─── DATASET RECORDS

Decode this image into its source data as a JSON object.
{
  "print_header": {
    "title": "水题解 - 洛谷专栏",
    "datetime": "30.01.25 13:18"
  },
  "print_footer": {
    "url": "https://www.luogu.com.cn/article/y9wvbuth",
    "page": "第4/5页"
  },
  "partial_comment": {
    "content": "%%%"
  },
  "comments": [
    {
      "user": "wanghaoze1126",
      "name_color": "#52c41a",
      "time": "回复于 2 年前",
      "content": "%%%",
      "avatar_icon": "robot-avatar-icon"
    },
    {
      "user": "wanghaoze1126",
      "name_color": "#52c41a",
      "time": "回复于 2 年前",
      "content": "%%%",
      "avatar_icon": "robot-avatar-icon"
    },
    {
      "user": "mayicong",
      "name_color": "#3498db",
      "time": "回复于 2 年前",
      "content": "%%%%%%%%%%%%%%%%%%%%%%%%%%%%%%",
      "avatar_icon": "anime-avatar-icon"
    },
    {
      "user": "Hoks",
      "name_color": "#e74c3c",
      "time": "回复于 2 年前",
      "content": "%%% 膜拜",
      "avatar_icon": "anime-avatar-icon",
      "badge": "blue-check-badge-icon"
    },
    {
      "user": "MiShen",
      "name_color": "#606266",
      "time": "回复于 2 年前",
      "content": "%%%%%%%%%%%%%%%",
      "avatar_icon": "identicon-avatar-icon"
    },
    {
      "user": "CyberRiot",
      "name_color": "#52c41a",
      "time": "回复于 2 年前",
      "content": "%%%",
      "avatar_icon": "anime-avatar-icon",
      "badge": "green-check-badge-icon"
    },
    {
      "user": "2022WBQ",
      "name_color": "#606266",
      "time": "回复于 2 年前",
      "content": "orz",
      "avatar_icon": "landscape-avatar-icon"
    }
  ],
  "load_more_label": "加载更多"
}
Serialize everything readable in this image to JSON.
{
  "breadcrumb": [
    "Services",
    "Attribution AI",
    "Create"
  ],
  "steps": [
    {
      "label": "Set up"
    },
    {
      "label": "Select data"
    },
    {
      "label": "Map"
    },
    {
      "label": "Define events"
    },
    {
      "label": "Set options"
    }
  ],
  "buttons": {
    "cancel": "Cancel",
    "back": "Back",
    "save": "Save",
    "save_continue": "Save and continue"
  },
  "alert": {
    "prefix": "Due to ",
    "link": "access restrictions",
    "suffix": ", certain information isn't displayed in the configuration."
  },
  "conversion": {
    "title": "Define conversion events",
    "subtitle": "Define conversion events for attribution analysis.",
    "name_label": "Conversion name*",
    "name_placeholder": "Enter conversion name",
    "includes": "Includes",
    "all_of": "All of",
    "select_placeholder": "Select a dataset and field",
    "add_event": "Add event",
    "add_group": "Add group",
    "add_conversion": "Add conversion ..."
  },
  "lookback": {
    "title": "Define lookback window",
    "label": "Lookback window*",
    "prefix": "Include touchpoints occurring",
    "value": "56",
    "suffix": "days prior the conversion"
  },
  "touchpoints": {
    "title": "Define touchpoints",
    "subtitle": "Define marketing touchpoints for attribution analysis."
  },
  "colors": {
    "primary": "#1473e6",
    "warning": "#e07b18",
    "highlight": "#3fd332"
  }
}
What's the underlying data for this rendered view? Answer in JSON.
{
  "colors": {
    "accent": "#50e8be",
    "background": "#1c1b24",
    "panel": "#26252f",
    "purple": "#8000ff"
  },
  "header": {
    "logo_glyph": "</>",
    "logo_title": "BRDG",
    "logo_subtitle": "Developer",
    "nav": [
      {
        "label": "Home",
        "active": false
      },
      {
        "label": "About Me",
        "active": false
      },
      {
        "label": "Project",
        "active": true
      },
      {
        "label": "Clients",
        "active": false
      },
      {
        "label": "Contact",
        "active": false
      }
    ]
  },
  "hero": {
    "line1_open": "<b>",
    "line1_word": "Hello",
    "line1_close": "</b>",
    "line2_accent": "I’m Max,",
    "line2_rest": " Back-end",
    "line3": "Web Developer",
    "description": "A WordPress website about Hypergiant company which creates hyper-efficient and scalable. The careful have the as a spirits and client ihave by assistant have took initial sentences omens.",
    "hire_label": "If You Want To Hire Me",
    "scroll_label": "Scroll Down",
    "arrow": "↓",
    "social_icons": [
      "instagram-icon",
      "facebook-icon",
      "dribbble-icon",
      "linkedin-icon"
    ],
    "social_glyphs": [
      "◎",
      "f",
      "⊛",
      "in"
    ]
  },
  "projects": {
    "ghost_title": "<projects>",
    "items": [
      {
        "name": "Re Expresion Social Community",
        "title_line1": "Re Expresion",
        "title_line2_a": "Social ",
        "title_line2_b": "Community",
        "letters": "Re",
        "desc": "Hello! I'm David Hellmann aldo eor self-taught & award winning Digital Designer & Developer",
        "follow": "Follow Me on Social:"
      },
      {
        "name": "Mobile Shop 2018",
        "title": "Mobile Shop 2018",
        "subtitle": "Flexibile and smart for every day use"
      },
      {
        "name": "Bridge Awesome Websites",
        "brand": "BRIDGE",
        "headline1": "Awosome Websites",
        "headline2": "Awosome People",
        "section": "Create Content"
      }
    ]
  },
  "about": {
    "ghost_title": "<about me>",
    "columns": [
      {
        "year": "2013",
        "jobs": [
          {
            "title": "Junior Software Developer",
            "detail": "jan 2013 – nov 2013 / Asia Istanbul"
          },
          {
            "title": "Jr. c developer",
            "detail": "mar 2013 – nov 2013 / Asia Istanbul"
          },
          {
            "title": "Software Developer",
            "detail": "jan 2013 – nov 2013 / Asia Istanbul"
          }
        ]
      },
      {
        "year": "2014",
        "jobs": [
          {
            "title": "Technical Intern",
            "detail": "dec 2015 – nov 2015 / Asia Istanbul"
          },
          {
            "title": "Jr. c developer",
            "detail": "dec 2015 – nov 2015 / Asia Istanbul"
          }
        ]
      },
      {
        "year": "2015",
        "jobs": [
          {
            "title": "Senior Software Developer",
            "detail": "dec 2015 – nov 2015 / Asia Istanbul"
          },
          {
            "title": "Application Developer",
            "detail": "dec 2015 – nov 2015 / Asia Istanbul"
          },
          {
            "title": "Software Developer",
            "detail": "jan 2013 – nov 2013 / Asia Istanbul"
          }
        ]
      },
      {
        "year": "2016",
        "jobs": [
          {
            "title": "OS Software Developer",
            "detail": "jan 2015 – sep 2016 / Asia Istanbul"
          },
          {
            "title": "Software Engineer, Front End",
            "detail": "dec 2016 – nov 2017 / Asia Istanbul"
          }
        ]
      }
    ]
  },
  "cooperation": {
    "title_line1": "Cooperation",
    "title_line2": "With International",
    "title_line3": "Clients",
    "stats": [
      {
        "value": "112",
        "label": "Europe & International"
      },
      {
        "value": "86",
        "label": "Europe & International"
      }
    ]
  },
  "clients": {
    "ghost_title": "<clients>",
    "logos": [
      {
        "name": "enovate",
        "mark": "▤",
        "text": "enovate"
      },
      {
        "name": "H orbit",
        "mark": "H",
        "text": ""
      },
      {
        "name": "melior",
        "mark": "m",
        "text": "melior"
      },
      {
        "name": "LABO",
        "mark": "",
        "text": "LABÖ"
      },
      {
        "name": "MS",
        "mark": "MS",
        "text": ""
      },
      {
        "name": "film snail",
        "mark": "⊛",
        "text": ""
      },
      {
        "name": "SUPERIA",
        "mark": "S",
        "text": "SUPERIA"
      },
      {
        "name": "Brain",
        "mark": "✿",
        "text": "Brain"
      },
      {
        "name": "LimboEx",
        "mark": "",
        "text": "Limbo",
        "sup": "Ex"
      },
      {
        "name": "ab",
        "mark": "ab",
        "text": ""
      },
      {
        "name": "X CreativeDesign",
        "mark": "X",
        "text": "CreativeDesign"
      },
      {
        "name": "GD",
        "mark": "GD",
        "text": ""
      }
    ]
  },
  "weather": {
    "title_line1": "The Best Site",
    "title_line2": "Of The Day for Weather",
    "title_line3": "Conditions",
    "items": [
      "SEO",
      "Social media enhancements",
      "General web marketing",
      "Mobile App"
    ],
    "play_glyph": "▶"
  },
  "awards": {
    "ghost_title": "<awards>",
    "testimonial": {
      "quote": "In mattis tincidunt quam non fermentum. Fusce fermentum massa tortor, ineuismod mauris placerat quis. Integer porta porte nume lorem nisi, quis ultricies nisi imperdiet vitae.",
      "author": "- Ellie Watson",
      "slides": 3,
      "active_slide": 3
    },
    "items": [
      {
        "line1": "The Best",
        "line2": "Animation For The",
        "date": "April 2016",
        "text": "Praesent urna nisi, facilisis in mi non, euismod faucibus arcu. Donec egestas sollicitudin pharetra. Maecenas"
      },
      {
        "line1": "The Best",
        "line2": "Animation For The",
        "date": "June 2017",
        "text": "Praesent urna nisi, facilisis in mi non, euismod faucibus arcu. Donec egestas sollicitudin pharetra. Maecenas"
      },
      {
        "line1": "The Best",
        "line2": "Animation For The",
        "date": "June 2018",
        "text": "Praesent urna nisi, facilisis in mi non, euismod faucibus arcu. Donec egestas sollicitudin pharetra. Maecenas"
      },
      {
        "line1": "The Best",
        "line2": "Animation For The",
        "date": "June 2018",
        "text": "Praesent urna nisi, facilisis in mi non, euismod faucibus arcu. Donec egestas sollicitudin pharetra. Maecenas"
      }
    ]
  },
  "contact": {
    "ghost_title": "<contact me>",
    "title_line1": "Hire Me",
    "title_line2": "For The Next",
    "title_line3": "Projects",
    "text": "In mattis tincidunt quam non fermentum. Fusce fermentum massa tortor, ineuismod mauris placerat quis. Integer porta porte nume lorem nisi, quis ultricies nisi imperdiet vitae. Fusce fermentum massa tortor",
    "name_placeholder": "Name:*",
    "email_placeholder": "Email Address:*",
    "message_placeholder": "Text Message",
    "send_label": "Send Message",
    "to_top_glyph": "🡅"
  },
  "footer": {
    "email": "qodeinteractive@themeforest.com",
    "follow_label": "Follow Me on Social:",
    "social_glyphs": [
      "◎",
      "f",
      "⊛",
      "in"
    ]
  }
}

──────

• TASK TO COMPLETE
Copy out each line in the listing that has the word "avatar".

• EXERCISE SOLUTION
      "avatar_icon": "robot-avatar-icon"
      "avatar_icon": "robot-avatar-icon"
      "avatar_icon": "anime-avatar-icon"
      "avatar_icon": "anime-avatar-icon",
      "avatar_icon": "identicon-avatar-icon"
      "avatar_icon": "anime-avatar-icon",
      "avatar_icon": "landscape-avatar-icon"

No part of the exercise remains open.